• _Brief_:
In the material below, find each line that contains the word "true" and copy it.

• _Given records_:

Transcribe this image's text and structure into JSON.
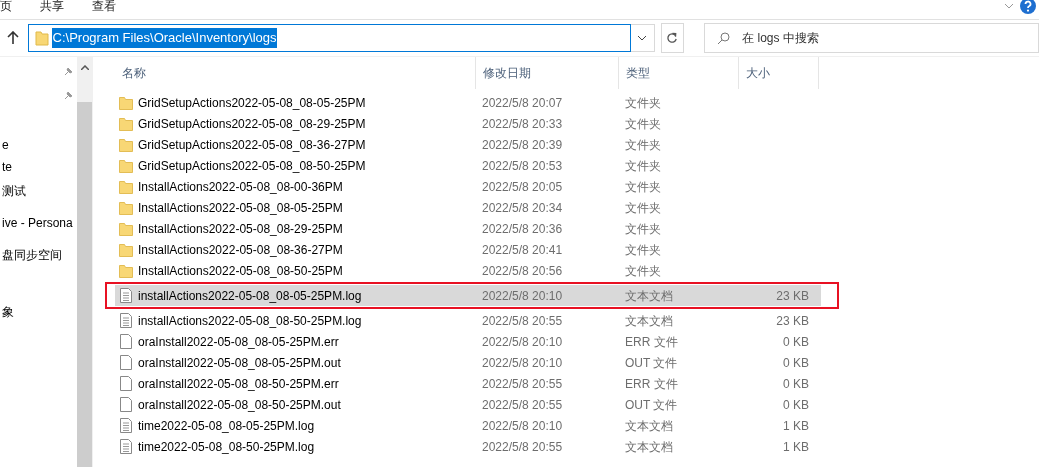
{
  "ribbon": {
    "tabs": [
      {
        "label": "页",
        "selected": false
      },
      {
        "label": "共享",
        "selected": false
      },
      {
        "label": "查看",
        "selected": false
      }
    ]
  },
  "address_bar": {
    "path": "C:\\Program Files\\Oracle\\Inventory\\logs",
    "selected": true
  },
  "search": {
    "placeholder": "在 logs 中搜索"
  },
  "sidebar": {
    "items": [
      {
        "label": "e",
        "pinned": false
      },
      {
        "label": "te",
        "pinned": false
      },
      {
        "label": "测试",
        "pinned": false
      },
      {
        "label": "ive - Persona",
        "pinned": false
      },
      {
        "label": "盘同步空间",
        "pinned": false
      },
      {
        "label": "象",
        "pinned": false
      }
    ]
  },
  "table": {
    "columns": [
      "名称",
      "修改日期",
      "类型",
      "大小"
    ],
    "rows": [
      {
        "kind": "folder",
        "name": "GridSetupActions2022-05-08_08-05-25PM",
        "date": "2022/5/8 20:07",
        "type": "文件夹",
        "size": "",
        "selected": false,
        "annotated": false
      },
      {
        "kind": "folder",
        "name": "GridSetupActions2022-05-08_08-29-25PM",
        "date": "2022/5/8 20:33",
        "type": "文件夹",
        "size": "",
        "selected": false,
        "annotated": false
      },
      {
        "kind": "folder",
        "name": "GridSetupActions2022-05-08_08-36-27PM",
        "date": "2022/5/8 20:39",
        "type": "文件夹",
        "size": "",
        "selected": false,
        "annotated": false
      },
      {
        "kind": "folder",
        "name": "GridSetupActions2022-05-08_08-50-25PM",
        "date": "2022/5/8 20:53",
        "type": "文件夹",
        "size": "",
        "selected": false,
        "annotated": false
      },
      {
        "kind": "folder",
        "name": "InstallActions2022-05-08_08-00-36PM",
        "date": "2022/5/8 20:05",
        "type": "文件夹",
        "size": "",
        "selected": false,
        "annotated": false
      },
      {
        "kind": "folder",
        "name": "InstallActions2022-05-08_08-05-25PM",
        "date": "2022/5/8 20:34",
        "type": "文件夹",
        "size": "",
        "selected": false,
        "annotated": false
      },
      {
        "kind": "folder",
        "name": "InstallActions2022-05-08_08-29-25PM",
        "date": "2022/5/8 20:36",
        "type": "文件夹",
        "size": "",
        "selected": false,
        "annotated": false
      },
      {
        "kind": "folder",
        "name": "InstallActions2022-05-08_08-36-27PM",
        "date": "2022/5/8 20:41",
        "type": "文件夹",
        "size": "",
        "selected": false,
        "annotated": false
      },
      {
        "kind": "folder",
        "name": "InstallActions2022-05-08_08-50-25PM",
        "date": "2022/5/8 20:56",
        "type": "文件夹",
        "size": "",
        "selected": false,
        "annotated": false
      },
      {
        "kind": "text",
        "name": "installActions2022-05-08_08-05-25PM.log",
        "date": "2022/5/8 20:10",
        "type": "文本文档",
        "size": "23 KB",
        "selected": true,
        "annotated": true
      },
      {
        "kind": "text",
        "name": "installActions2022-05-08_08-50-25PM.log",
        "date": "2022/5/8 20:55",
        "type": "文本文档",
        "size": "23 KB",
        "selected": false,
        "annotated": false
      },
      {
        "kind": "file",
        "name": "oraInstall2022-05-08_08-05-25PM.err",
        "date": "2022/5/8 20:10",
        "type": "ERR 文件",
        "size": "0 KB",
        "selected": false,
        "annotated": false
      },
      {
        "kind": "file",
        "name": "oraInstall2022-05-08_08-05-25PM.out",
        "date": "2022/5/8 20:10",
        "type": "OUT 文件",
        "size": "0 KB",
        "selected": false,
        "annotated": false
      },
      {
        "kind": "file",
        "name": "oraInstall2022-05-08_08-50-25PM.err",
        "date": "2022/5/8 20:55",
        "type": "ERR 文件",
        "size": "0 KB",
        "selected": false,
        "annotated": false
      },
      {
        "kind": "file",
        "name": "oraInstall2022-05-08_08-50-25PM.out",
        "date": "2022/5/8 20:55",
        "type": "OUT 文件",
        "size": "0 KB",
        "selected": false,
        "annotated": false
      },
      {
        "kind": "text",
        "name": "time2022-05-08_08-05-25PM.log",
        "date": "2022/5/8 20:10",
        "type": "文本文档",
        "size": "1 KB",
        "selected": false,
        "annotated": false
      },
      {
        "kind": "text",
        "name": "time2022-05-08_08-50-25PM.log",
        "date": "2022/5/8 20:55",
        "type": "文本文档",
        "size": "1 KB",
        "selected": false,
        "annotated": false
      }
    ]
  }
}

• _Written response_:
    "selected": true
        "selected": true,
        "annotated": true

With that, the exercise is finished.